The Board provides strategic direction, support and guidance to the SFRS ensuring that it operates effectively and that the Scottish Government’s priorities are implemented. Board members are personally and corporately accountable for the Board’s actions and decisions. They also scrutinise plans and proposals and hold the Chief Officer and Senior Leadership Team (SLT) to account.
The Board is able to establish its own committee structure and delegate responsibilities to such committees as it considers fit. In addition to giving leadership and strategic direction, a very important role for the Board is the scrutiny of risk, financial management and performance.
The Fire Board are meant to hold the top level of management of the SFRS to account, to provide scrutiny. What it seems to us is that the Fire Board and the Senior Management seem to have swapped roles and are hard to distinguish from one another.
If us, the membership, accept these new Terms and Conditions then we’ll be moving into talks on Service Transformation, the thing that you might have seen in the news – more money, less jobs, wider roles, fewer stations. When those talks start, will we pick up where we left off? With a will to treat the workers like the professionals that they are, involving them in the process and listening to their concerns? Or will we be in a room with people who have worn a suit to work everyday, or have come from the halls of academia or the corporate world? We keep hearing from friends and colleagues in the Health Service and the Police and across the public sector, of the dangers of having executive levels of management filled with people who have no idea of life on the frontline.
At the moment the SFRS are looking for new members of the Fire Board and applications have just closed. (You need to commit to 5 days a month and you get £280 a day, plus expenses for childcare, travel etc, in case you’re interested). The Chair of the Board has a wee video talking about the Board and what kind of people they want, why they should choose this board etc. She says that this Board is different from others she’s served on (do people just work on Boards as a job? I’ve no idea), and that it gets ‘under your skin because you’re in the business of saving lives and making communities safer’. I don’t know what you make of that as you read it but it’s a difficult one for me. And I think it’s at the crux of all this.

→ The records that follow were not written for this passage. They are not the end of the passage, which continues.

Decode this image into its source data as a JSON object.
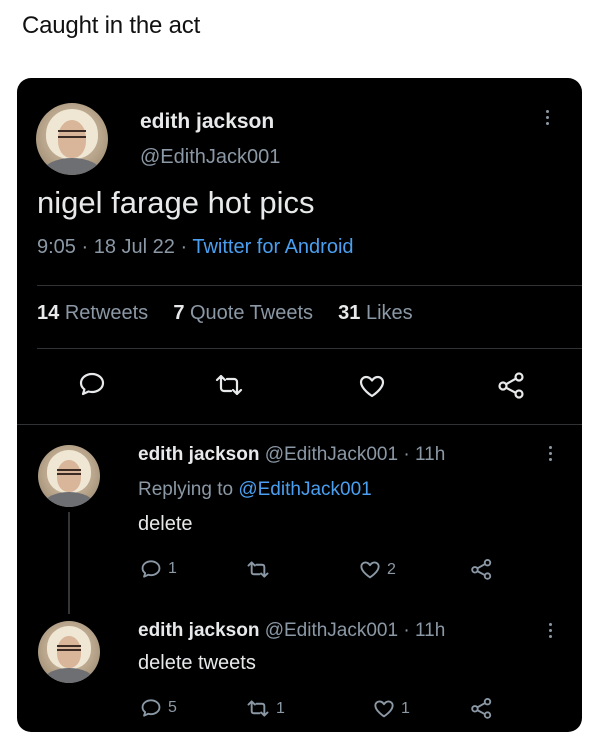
{
  "caption": "Caught in the act",
  "main_tweet": {
    "display_name": "edith jackson",
    "handle": "@EdithJack001",
    "text": "nigel farage hot pics",
    "time": "9:05",
    "date": "18 Jul 22",
    "source": "Twitter for Android",
    "separator": "·",
    "retweets_count": "14",
    "retweets_label": "Retweets",
    "quotes_count": "7",
    "quotes_label": "Quote Tweets",
    "likes_count": "31",
    "likes_label": "Likes"
  },
  "replies": [
    {
      "display_name": "edith jackson",
      "handle": "@EdithJack001",
      "age": "11h",
      "replying_prefix": "Replying to",
      "replying_handle": "@EdithJack001",
      "text": "delete",
      "reply_count": "1",
      "retweet_count": "",
      "like_count": "2"
    },
    {
      "display_name": "edith jackson",
      "handle": "@EdithJack001",
      "age": "11h",
      "text": "delete tweets",
      "reply_count": "5",
      "retweet_count": "1",
      "like_count": "1"
    }
  ],
  "icons": [
    "reply-icon",
    "retweet-icon",
    "like-icon",
    "share-icon",
    "more-icon",
    "avatar"
  ],
  "colors": {
    "background": "#000000",
    "text": "#e7e9ea",
    "muted": "#8b98a5",
    "link": "#4a9ff0"
  }
}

We, the men and women who work on stations, who crew the fire engines, who attend the emergency calls, we’re the ones that save the lives and make the communities safer. The high level decisions of the last few years haven’t brought the results that you’d expect when you watch the cheery youtube clips of the new tier of Fire Service management.
We continually have appliances unavailable or ‘off the run’ daily. Just last weekend 4 of Aberdeen’s 6 pumps were off the run. Every day at least 1 or 2 of Edinburgh’s city centre pumps are made unavailable to provide personnel to bring up other stations with a shortfall. And when that’s not enough we fill the shortfall with overtime. Nobody has ever seen overtime levels like this.
Who’s been providing that ‘scrutiny of risk, financial management and performance’, who’s role was it to ‘scrutinise plans and proposals and hold the Chief Officer and Senior Leadership Team (SLT) to account’?
Who’s watching the Watchmen?